• **TASK REQUIREMENTS**:
Note how many lines in the entries contain the string "thoughts", then give that number and nothing else.

Interface dataset entries

┄┄┄┄┄┄

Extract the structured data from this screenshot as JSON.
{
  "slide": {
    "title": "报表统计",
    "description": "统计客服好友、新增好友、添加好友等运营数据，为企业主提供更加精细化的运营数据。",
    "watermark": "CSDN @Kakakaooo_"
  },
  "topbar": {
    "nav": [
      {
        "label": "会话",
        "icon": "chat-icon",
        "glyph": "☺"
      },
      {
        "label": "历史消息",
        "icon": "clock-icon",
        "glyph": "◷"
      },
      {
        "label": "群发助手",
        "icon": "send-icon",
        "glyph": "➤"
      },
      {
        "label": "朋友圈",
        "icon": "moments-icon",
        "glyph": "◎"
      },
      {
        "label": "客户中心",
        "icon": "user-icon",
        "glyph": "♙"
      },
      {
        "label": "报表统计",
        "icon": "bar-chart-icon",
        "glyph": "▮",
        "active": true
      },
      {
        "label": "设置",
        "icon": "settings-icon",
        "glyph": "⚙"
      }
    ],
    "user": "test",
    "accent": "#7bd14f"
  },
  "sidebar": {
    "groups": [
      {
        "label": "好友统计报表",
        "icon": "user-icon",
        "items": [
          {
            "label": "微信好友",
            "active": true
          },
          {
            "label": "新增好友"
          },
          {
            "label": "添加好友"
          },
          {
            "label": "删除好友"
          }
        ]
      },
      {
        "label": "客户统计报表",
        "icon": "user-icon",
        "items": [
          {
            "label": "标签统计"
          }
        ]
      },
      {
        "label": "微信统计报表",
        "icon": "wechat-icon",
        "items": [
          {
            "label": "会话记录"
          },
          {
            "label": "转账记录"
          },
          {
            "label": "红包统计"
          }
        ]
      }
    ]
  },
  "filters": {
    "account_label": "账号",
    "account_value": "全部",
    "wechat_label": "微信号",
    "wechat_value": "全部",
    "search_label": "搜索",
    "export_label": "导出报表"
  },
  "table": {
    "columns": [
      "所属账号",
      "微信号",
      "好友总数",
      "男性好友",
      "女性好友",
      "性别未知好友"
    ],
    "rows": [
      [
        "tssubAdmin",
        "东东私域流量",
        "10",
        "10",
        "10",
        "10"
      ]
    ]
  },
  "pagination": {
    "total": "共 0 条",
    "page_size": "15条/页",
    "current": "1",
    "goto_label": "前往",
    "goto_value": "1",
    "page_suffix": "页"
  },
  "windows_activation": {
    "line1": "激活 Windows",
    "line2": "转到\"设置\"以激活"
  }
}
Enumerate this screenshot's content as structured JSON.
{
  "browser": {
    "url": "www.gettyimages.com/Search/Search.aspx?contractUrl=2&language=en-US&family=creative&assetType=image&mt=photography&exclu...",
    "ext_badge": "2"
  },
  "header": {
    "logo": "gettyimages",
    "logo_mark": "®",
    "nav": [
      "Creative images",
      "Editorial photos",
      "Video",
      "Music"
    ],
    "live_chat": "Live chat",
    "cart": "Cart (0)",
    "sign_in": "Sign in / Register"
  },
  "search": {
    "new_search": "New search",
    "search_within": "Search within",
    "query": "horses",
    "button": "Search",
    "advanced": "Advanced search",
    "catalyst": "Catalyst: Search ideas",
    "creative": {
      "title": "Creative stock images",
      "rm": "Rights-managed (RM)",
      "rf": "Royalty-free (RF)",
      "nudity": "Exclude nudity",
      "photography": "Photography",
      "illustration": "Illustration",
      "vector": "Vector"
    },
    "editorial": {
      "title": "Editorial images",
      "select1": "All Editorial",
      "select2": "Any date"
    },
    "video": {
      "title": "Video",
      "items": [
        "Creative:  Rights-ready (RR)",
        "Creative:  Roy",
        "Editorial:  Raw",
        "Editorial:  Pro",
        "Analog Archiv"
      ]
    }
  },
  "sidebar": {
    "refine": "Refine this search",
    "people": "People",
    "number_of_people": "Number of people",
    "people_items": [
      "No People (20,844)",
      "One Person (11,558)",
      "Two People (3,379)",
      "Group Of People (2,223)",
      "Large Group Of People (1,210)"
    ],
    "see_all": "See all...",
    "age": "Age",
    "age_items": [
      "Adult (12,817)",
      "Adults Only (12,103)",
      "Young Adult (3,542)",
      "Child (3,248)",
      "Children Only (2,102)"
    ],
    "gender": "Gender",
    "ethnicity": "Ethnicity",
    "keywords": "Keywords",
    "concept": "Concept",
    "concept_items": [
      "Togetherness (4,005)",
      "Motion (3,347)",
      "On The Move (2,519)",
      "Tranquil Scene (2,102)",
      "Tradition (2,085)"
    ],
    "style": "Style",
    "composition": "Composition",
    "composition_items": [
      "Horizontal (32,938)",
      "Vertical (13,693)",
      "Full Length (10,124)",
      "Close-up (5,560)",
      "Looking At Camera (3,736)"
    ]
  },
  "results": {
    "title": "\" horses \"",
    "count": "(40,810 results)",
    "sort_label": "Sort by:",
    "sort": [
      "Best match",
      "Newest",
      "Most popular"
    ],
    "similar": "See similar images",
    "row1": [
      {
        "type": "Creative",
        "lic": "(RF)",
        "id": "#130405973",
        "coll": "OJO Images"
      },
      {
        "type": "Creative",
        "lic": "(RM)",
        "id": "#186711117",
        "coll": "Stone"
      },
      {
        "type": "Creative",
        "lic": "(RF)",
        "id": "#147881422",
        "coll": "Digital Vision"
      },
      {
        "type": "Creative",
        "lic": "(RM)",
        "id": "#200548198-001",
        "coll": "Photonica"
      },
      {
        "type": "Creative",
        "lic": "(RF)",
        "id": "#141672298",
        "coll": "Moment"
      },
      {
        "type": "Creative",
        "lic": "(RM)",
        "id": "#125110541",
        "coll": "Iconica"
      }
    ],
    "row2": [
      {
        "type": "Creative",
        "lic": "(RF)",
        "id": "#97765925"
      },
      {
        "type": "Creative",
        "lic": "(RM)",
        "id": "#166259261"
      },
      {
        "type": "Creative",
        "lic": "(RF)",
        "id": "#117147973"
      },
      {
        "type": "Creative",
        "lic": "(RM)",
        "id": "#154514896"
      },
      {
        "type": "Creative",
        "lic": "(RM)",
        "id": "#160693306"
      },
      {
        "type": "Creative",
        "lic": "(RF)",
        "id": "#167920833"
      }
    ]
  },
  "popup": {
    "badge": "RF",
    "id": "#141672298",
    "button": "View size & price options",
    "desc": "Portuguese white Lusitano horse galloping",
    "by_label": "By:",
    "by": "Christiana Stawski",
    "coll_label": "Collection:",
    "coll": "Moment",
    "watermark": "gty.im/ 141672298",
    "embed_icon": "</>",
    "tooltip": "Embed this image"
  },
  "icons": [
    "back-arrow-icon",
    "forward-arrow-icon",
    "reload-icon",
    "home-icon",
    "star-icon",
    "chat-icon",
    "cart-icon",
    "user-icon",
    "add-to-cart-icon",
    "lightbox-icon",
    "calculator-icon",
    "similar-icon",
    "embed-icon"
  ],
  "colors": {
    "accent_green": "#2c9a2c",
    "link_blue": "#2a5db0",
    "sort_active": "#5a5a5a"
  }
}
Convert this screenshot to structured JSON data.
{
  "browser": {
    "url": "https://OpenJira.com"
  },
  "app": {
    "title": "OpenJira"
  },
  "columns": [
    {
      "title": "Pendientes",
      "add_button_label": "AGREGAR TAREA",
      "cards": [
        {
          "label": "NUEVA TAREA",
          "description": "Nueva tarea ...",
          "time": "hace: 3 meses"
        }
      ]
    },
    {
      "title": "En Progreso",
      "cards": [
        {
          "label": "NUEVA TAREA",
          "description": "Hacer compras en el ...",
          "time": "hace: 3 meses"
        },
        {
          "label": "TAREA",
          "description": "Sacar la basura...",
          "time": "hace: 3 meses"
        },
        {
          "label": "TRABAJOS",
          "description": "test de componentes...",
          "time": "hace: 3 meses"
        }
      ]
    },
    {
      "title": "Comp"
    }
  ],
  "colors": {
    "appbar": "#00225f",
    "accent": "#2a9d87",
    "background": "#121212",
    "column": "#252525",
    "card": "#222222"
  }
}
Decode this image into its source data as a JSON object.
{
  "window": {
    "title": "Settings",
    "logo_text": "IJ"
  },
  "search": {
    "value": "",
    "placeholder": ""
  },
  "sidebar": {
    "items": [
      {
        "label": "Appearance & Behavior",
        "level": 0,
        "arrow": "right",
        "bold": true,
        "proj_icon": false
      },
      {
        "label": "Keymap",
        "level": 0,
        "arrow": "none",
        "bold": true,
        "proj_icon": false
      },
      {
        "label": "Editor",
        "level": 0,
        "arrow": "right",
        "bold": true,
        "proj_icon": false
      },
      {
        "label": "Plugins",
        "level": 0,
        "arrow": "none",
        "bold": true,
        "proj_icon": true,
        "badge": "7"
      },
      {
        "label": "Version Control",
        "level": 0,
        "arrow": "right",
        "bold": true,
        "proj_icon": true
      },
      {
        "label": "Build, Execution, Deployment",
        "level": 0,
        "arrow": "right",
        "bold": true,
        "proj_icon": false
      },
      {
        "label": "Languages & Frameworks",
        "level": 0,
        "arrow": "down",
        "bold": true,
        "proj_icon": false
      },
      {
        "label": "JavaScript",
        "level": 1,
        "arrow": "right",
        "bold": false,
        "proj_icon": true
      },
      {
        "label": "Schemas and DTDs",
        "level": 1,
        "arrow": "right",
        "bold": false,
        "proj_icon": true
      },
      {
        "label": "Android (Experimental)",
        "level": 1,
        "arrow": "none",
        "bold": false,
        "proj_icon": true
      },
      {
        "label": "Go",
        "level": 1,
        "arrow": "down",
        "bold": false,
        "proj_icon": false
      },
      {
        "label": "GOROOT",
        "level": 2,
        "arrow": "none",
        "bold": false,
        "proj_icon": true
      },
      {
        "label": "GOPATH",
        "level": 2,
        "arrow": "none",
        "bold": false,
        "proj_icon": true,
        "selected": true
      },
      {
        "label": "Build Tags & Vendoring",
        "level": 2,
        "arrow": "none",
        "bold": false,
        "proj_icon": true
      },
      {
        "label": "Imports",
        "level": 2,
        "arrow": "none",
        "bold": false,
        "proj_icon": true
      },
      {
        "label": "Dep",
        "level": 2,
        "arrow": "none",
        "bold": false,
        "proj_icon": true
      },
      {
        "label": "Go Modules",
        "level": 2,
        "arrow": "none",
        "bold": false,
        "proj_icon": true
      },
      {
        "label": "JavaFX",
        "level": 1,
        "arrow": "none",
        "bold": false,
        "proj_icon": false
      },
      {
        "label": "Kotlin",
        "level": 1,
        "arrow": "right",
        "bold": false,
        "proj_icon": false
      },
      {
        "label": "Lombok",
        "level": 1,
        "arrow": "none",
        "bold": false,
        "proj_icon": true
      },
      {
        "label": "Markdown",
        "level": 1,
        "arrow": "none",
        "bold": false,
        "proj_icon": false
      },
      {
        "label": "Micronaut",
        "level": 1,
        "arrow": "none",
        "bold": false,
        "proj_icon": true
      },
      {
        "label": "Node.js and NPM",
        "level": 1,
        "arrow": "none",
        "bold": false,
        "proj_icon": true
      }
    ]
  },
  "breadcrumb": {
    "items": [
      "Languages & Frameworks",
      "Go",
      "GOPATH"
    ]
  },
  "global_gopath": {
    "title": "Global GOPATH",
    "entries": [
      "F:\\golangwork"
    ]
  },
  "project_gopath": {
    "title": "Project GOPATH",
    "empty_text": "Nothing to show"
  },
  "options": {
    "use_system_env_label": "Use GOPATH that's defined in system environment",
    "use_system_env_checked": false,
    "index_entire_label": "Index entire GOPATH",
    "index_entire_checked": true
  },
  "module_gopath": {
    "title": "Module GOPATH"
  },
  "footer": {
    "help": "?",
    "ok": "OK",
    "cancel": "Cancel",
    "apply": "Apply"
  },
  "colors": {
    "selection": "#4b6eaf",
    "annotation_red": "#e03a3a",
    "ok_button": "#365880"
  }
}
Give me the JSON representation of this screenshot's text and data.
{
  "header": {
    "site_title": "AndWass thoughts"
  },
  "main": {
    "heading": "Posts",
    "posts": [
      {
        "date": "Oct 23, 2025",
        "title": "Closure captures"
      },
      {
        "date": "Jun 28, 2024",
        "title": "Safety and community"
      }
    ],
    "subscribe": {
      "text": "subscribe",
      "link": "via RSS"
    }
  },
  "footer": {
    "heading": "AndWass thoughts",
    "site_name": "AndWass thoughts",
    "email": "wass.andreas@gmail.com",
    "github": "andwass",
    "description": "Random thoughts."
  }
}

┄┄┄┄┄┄

• **SOLUTION TO THE EXERCISE**:
4